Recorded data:
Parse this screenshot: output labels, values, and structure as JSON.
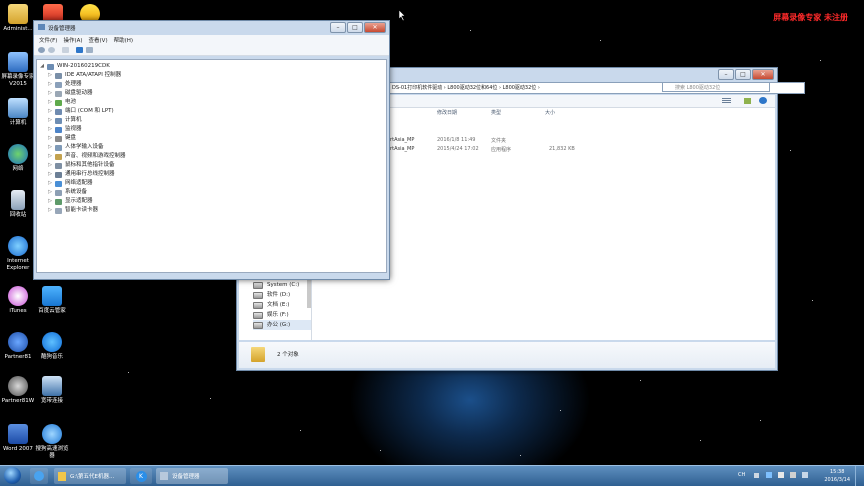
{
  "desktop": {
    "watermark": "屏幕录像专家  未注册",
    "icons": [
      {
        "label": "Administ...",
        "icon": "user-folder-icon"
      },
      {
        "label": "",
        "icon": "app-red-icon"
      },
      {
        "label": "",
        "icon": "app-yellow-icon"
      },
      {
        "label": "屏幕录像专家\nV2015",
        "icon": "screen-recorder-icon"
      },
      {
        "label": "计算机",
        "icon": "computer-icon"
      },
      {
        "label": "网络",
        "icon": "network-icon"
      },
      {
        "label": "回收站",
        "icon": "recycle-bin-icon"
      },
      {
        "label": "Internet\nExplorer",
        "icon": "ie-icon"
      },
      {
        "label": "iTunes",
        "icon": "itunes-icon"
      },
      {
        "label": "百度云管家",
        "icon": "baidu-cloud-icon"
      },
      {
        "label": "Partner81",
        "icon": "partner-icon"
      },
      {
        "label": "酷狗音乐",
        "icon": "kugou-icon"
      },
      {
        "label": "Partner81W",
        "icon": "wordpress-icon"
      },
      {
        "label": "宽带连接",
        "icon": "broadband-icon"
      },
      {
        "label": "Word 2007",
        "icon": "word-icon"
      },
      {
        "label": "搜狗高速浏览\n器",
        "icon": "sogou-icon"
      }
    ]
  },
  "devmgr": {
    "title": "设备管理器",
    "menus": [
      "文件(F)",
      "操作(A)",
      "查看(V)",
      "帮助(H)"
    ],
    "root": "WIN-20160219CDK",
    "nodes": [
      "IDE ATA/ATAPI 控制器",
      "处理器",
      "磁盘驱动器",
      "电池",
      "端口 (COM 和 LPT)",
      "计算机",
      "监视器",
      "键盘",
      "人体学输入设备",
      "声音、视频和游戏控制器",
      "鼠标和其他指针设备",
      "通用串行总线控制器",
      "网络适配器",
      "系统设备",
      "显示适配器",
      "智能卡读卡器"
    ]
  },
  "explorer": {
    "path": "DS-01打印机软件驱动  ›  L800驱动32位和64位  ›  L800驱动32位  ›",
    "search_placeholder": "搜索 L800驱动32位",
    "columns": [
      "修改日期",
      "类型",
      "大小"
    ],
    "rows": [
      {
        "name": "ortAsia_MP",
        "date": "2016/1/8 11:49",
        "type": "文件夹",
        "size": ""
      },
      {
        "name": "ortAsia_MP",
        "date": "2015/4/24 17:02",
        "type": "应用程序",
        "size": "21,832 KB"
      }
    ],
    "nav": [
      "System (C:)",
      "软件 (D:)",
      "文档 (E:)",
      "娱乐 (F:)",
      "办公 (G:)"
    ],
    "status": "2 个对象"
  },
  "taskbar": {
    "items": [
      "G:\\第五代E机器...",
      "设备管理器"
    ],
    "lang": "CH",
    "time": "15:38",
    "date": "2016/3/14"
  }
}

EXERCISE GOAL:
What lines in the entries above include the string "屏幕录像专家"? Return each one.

YOUR SOLUTION:
    "watermark": "屏幕录像专家  未注册",
        "label": "屏幕录像专家\nV2015",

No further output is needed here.